I’m writing a third book now, all about the reign of Emperor Trajan. What inspired it? I probably won’t know till the book is done and I’ve got a few rounds of editing under my belt. That’s usually when underlying patterns start jumping out at me. I will go out on a limb and guess that the book’s original seed wasn’t just Emperor Trajan and the Parthian wars!
And as for my luxuries – well, where to start? I suppose luxury is one reason I adore writing about ancient Rome; a place where the rich really knew how to do luxe. (Hollywood knows it too, which is why all these Roman movies keep getting made. What other era gives you an excuse to see a woman in gorgeous silks stroll around with a leopard on an emerald leash?)
My ultimate luxury is the glass of Yellowtail chardonnay I pour for myself after a full day of writing, as I turn on the Red Sox game and sink into a dilapidated chaise so obscenely comfortable I’ve nicknamed it the Sybaritic Chair. A glass of wine after 6,000 words worth of new chapter, as I watch Big Papi swagger up to the plate with the game on the line – there’s nothing like it!
Thanks for having me on Luxury Reading! I’ve been a fan for a while, so getting to be a guest blogger here was a big treat!
One lucky winner will receive their own copy of Daughters of Rome!
Mandatory entry: Please comment here and tell me something you enjoyed about this guest post.
Extra entries (please post each entry separately, i.e. 2 posts for subscribing):
– Subscribe via e-mail, follow or subscribe to the feed.
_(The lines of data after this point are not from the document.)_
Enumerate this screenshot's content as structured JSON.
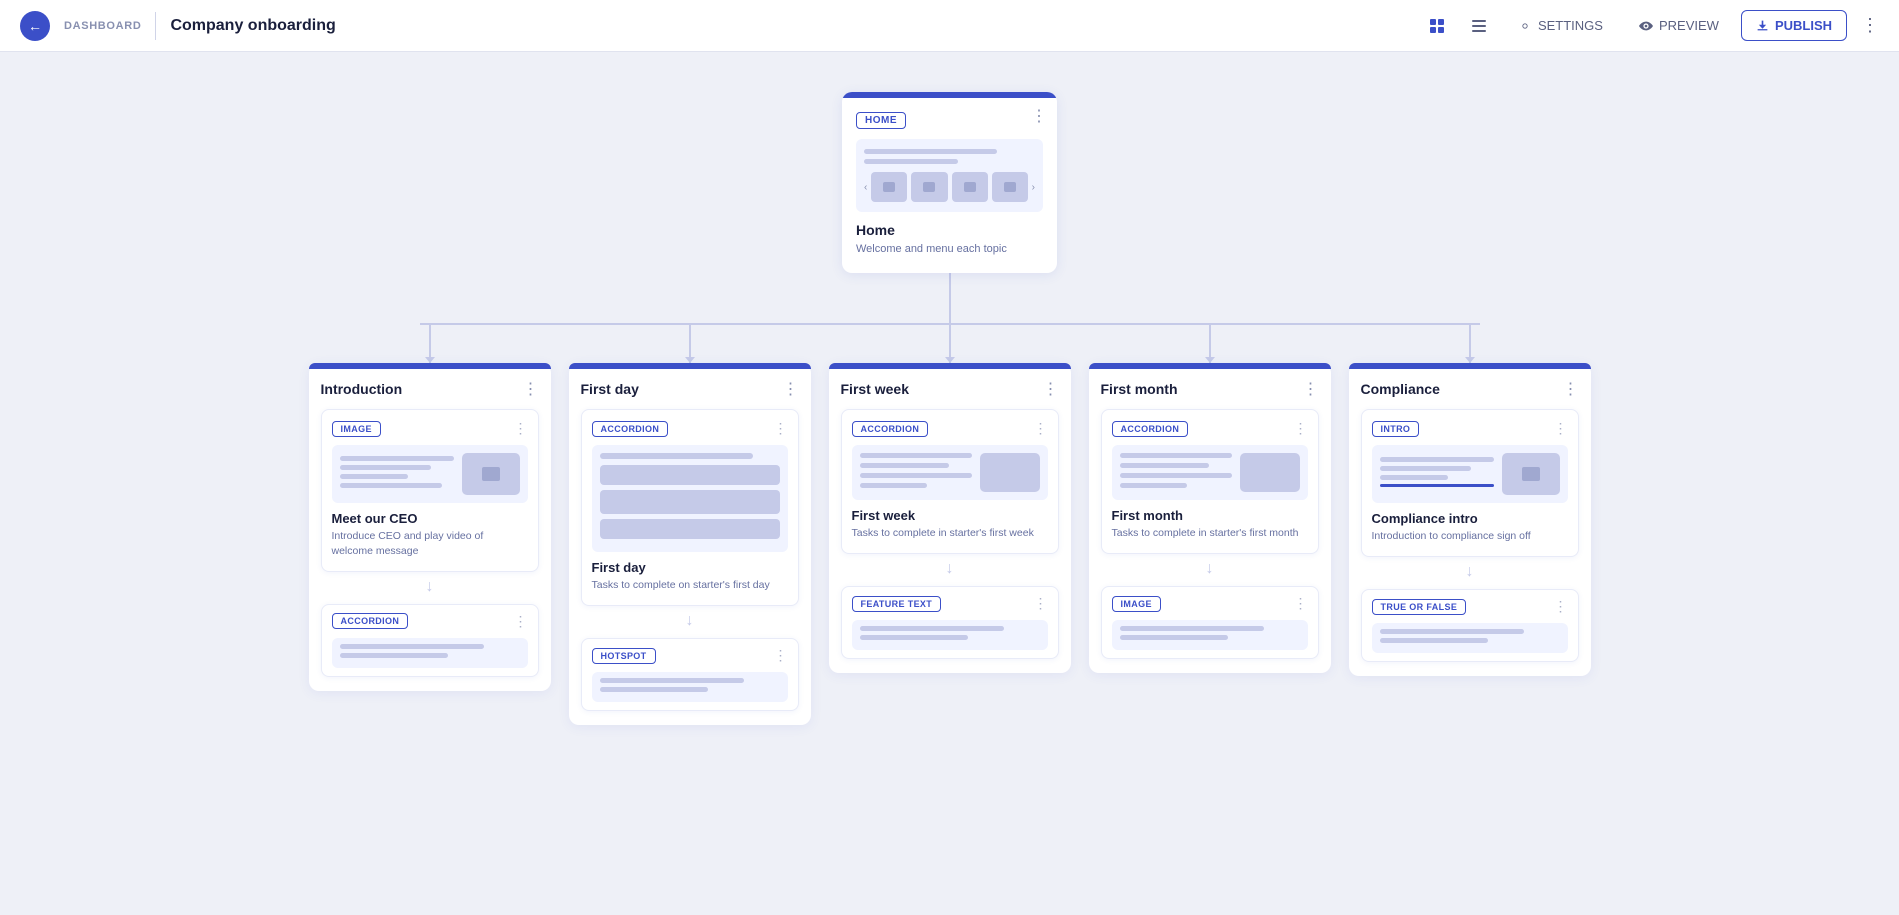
{
  "header": {
    "back_label": "DASHBOARD",
    "title": "Company onboarding",
    "settings_label": "SETTINGS",
    "preview_label": "PREVIEW",
    "publish_label": "PUBLISH"
  },
  "home_node": {
    "badge": "HOME",
    "title": "Home",
    "desc": "Welcome and menu each topic"
  },
  "sections": [
    {
      "title": "Introduction",
      "lessons": [
        {
          "badge": "IMAGE",
          "title": "Meet our CEO",
          "desc": "Introduce CEO and play video of welcome message",
          "type": "image"
        }
      ],
      "bottom_badge": "ACCORDION"
    },
    {
      "title": "First day",
      "lessons": [
        {
          "badge": "ACCORDION",
          "title": "First day",
          "desc": "Tasks to complete on starter's first day",
          "type": "accordion"
        }
      ],
      "bottom_badge": "HOTSPOT"
    },
    {
      "title": "First week",
      "lessons": [
        {
          "badge": "ACCORDION",
          "title": "First week",
          "desc": "Tasks to complete in starter's first week",
          "type": "accordion"
        }
      ],
      "bottom_badge": "FEATURE TEXT"
    },
    {
      "title": "First month",
      "lessons": [
        {
          "badge": "ACCORDION",
          "title": "First month",
          "desc": "Tasks to complete in starter's first month",
          "type": "accordion"
        }
      ],
      "bottom_badge": "IMAGE"
    },
    {
      "title": "Compliance",
      "lessons": [
        {
          "badge": "INTRO",
          "title": "Compliance intro",
          "desc": "Introduction to compliance sign off",
          "type": "intro"
        }
      ],
      "bottom_badge": "TRUE OR FALSE"
    }
  ]
}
You must verify the subscriptions. (1 entry each)
– Enter another current giveaway and tell me which one you entered (1 entry each)
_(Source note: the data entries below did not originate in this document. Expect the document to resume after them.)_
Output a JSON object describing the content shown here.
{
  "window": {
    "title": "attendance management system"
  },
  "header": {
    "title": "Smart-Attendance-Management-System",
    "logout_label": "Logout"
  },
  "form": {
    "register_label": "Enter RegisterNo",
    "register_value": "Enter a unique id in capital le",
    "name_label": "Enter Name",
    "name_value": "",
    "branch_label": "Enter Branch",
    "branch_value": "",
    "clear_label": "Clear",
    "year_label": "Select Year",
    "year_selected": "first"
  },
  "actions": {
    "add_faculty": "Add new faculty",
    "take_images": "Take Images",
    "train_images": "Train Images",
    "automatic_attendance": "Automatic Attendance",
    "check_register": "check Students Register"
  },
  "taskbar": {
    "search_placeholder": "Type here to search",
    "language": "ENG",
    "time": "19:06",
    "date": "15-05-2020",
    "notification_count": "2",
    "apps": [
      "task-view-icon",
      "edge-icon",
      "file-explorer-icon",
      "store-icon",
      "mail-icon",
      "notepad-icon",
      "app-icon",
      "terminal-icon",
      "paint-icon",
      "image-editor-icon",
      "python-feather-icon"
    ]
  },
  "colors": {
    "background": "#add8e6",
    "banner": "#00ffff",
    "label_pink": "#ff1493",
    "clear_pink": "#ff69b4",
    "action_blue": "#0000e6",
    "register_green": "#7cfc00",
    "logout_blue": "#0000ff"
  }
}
– Share this giveaway on a social network of your choice. Click the “Share/Save” button at the bottom of this post (1 entry each)
– Grab the Spring Follower Giveaway Tour button for your blog (right side bar, 2 entries)
This giveaway is open to US and Canada residents only. Deadline to enter is midnight on April 22, 2011.
Giveaway copy is provided free of any obligation by Penguin Group USA. No monetary or any other form of compensation was received.